Just a day earlier, he was applauding the possible production of more oil in Alaska, when Secretary of Interior Ryan Zinke had signed a secretarial order to open up more federal land that the Obama Administration had put on ice in the National Petroleum Reserve Alaska.
Yesterday Walker said, “I applaud Secretary Zinke for removing the obstacles so that Alaska can play a greater role in securing the nation’s energy dominance.”
Now, Walker refers to a vague “energy leadership.”
Trump is indeed calling for energy “dominance,” and that’s where we’re heading for the next four to eight years — providing more oil to the world and to our own economy. Not less oil. Growing a stronger economy. Not a weaker one.
Walker continued: “Alaskans know that our landscape is changing at an accelerating pace.

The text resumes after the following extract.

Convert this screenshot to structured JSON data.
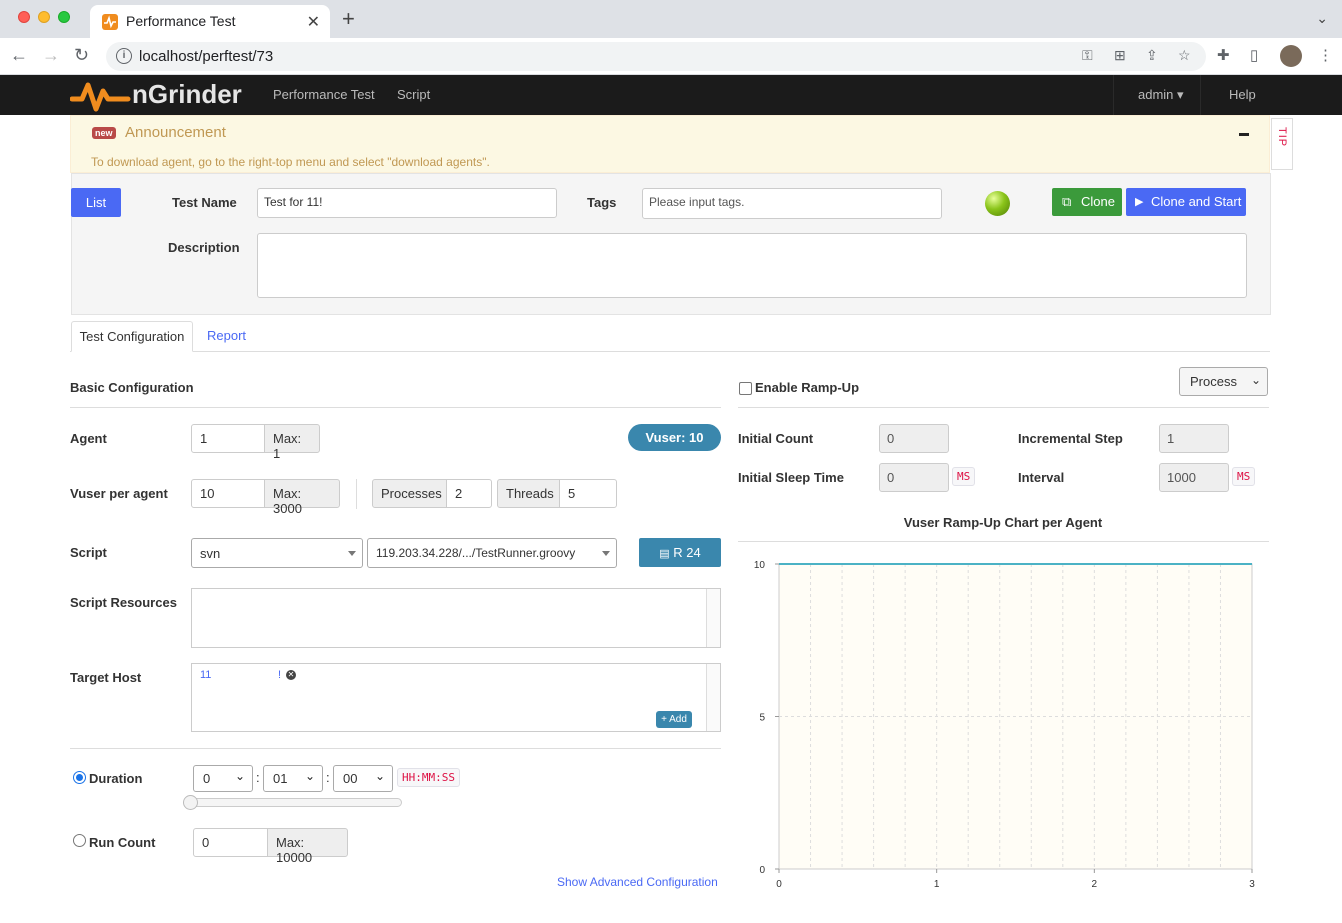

We are experiencing social and economic upheaval caused by shrinking sea ice, rising sea level, increasing intensity of storms, and increasing coastal erosion. Alaska communities such as Shishmaref, Kivalina, and Newtok are literally washing into the ocean.”
This is interesting. Is Walker really blaming all of our social and economic ills on the 1.3 degree change the earth has experienced in the past 100 years? We see some shorelines being eroded in Alaska, while other shorelines are rising due to isostatic rebound (glacier weight rebound). In some areas of Alaska, the land is rising so fast out of the ocean that surveys are inaccurate after only a couple of years.

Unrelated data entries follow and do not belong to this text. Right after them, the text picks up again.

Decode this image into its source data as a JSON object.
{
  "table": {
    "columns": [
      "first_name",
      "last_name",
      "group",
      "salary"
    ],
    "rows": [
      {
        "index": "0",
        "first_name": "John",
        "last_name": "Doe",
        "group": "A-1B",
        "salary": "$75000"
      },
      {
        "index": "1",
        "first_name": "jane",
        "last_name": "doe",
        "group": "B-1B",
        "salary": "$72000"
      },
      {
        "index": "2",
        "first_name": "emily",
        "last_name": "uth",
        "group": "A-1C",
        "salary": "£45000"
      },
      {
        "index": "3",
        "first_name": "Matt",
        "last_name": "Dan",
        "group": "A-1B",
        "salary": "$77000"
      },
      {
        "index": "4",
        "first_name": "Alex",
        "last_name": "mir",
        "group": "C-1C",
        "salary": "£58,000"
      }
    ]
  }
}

“The land is ascending so fast that the rising seas — a ubiquitous byproduct of global warming — cannot keep pace. As a result, the relative sea level is falling, at a rate ‘among the highest ever recorded,’- 2007 report by a panel of experts convened by Mayor Bruce Botelho of Juneau.” – New York Times, 2009
Someone call Bruce Botelho and tell him about the “existential crisis.”
Is Alaska really seeing an increasing intensity of storms? There is no proof given for that statement on the State’s climate change information page. Only speculation and a lot of broken links.
If anything, Alaska is experiencing milder winters and we’re using less fuel to heat our homes. Well, except for this winter, which was more like the old days, when we just talked about the weather.
“Erosion threatens remote radar sites essential to maintaining control of U.S. airspace when it is most needed to detect and counter Russian incursions. Melting permafrost imperils military installations in Interior Alaska. Easier maritime and air access to Alaska creates homeland security and defense threats,” Walker said.
Ah, bring on the Russians, the old Red Scare. Climate change will put us at risk of the Ruskies. Worth taking a look, but this is truly an imaginative stretch.
“International military interest demonstrates the importance of the Arctic and subarctic in planning our nation’s defense strategies. We stand ready to assist the Trump Administration in achieving the goal of protecting Americans, their communities, and their way of life,” Walker concluded.
And what a “stand ready,” “way of life”conclusion for Gov. Walker’s tortured statement that ends up signifying nothing. Just like the Paris Accord.